Alan Gishlick and National Center for Science Education (NCSE) Misrepresent Jonathon Wells’s Science Credentials
Overview: In The Quarterly Review of Biology (March, 2002), National Center for Science Education (NCSE) officials Kevin Padian and Alan Gishlick published false and defamatory information about Jonathan Wells’s science credentials. Although Padian and Gishlick have been presented with documentation about their false claims, they still refuse to correct the record.
Overview: Should schools teach students about both scientific strengths and weaknesses of Neo-Darwinism? Authorities ranging from U.S. Congress, to the U.S. Supreme Court, to the U.S. Department of Education and many State Department of Educations say YES—you can and should teach about problems with Darwin! According to authorities listed here, even Charles Darwin himself would support teaching about scientific criticisms of Neo-Darwinism.
Overview: Some critics have accused intelligent design proponents of inventing terms such as “Darwinism,” or “Darwinist”. The reality is that these terms are commonly used by mainstream scientists in the scientific literature – often exclusively to describe evolutionists when combating a pejoratively used term which they nearly exclusively use: “anti-evolutionism.” Below are results of searches of leading journals revealing the common usage of these terms in the mainstream scientific literature.
Overview: Adopted in November 8, 2005, the Kansas State Science Standards incorporated critical analysis of evolution into the curriculum and teach students about both scientific strengths and weaknesses of Neo-Darwinism. As this FAQ explains, the standards to not teach intelligent design, and answer numerous questions such as “What is the scientific basis for the changes?” or “How do parents want evolution taught?” This document also responds to circulating criticisms and misinformation on the decision to adopt these science standards.
Overview: This list compiles direct quotes from several state science standards on the topic of evolution. Many states specifically outline a requirement of student critique and evaluation of the scientific supporting or challenging data for evolution.

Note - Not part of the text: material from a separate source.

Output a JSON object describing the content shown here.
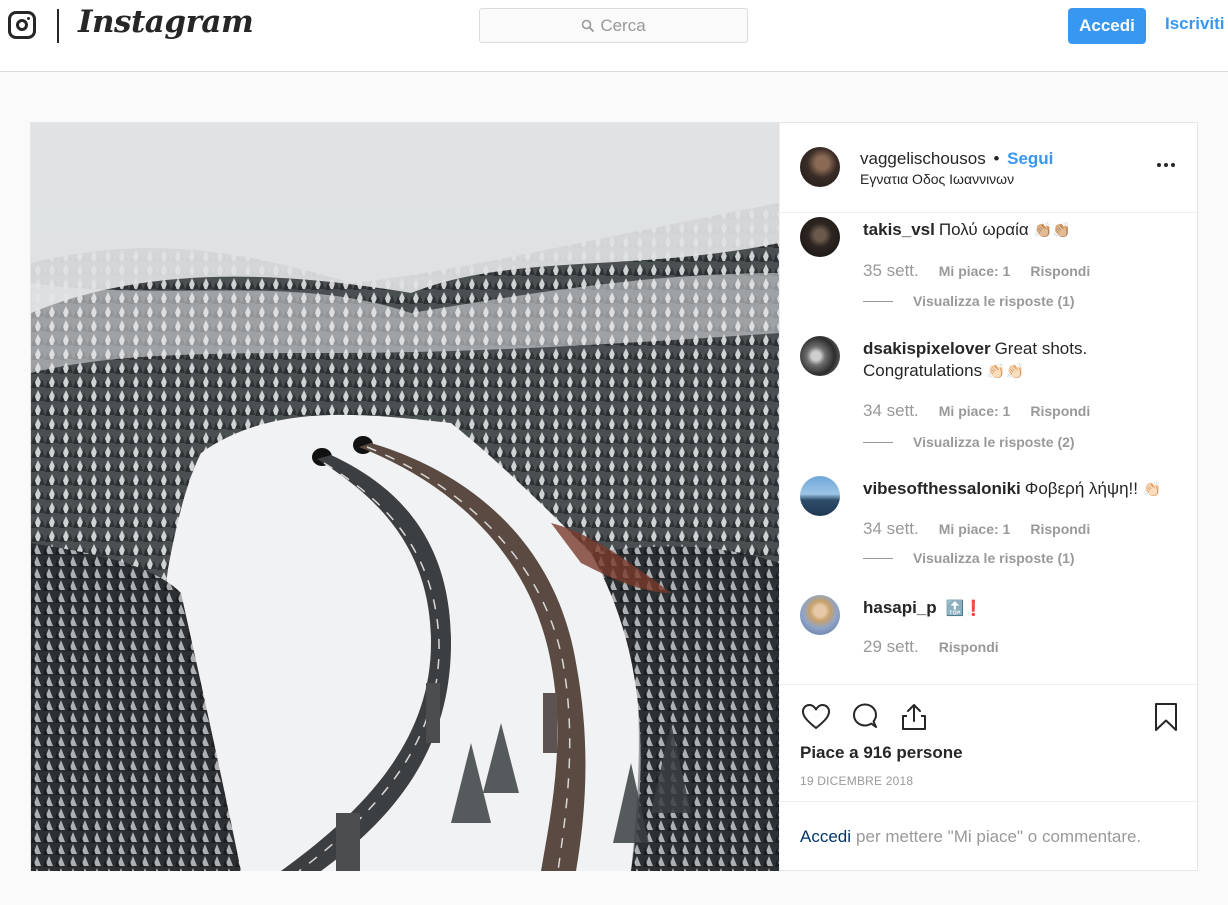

More than just encouraging analysis, these standards emphasize exposing weaknesses and challenging the generally accepted theory.